### [Required action]
Type the data below again exactly. Omit all pictures.

### [Data to process]
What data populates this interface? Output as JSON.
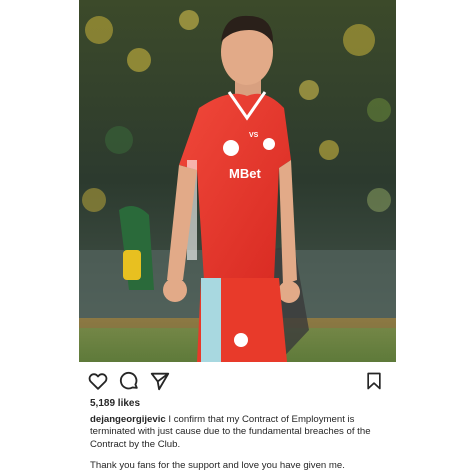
{
  "post": {
    "likes": "5,189 likes",
    "username": "dejangeorgijevic",
    "caption_line1": " I confirm that my Contract of Employment is terminated with just cause due to the fundamental breaches of the Contract by the Club.",
    "caption_line2": "Thank you fans for the support and love you have given me."
  },
  "photo": {
    "jersey_sponsor": "MBet",
    "kit_brand": "VS"
  },
  "icons": {
    "like": "heart-icon",
    "comment": "comment-icon",
    "share": "send-icon",
    "save": "bookmark-icon"
  },
  "colors": {
    "jersey_red": "#e8342a",
    "text": "#262626",
    "background": "#ffffff"
  }
}
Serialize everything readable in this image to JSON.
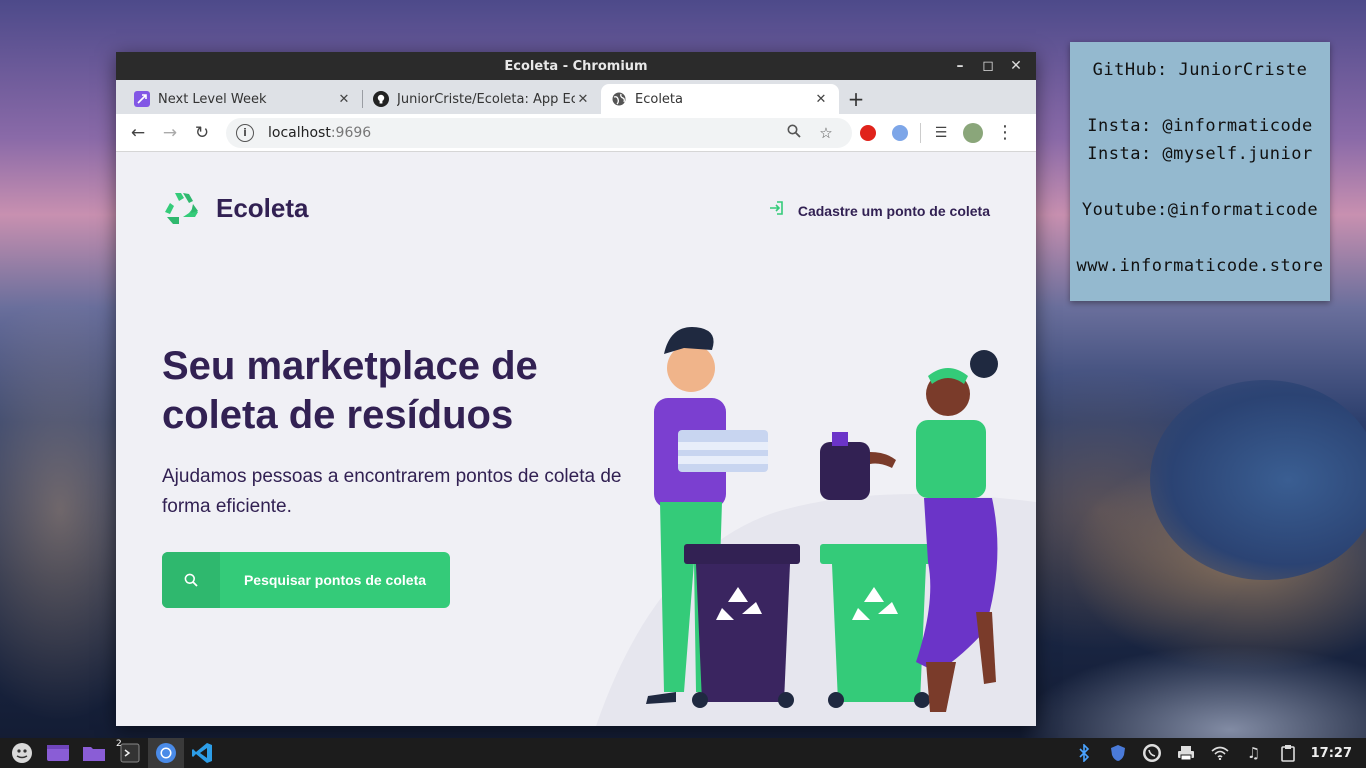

### [Finished exercise]
What data populates this interface? Output as JSON.
{
  "post": {
    "likes": "5,189 likes",
    "username": "dejangeorgijevic",
    "caption_line1": " I confirm that my Contract of Employment is terminated with just cause due to the fundamental breaches of the Contract by the Club.",
    "caption_line2": "Thank you fans for the support and love you have given me."
  },
  "photo": {
    "jersey_sponsor": "MBet",
    "kit_brand": "VS"
  },
  "icons": {
    "like": "heart-icon",
    "comment": "comment-icon",
    "share": "send-icon",
    "save": "bookmark-icon"
  },
  "colors": {
    "jersey_red": "#e8342a",
    "text": "#262626",
    "background": "#ffffff"
  }
}
Serialize everything readable in this image to JSON.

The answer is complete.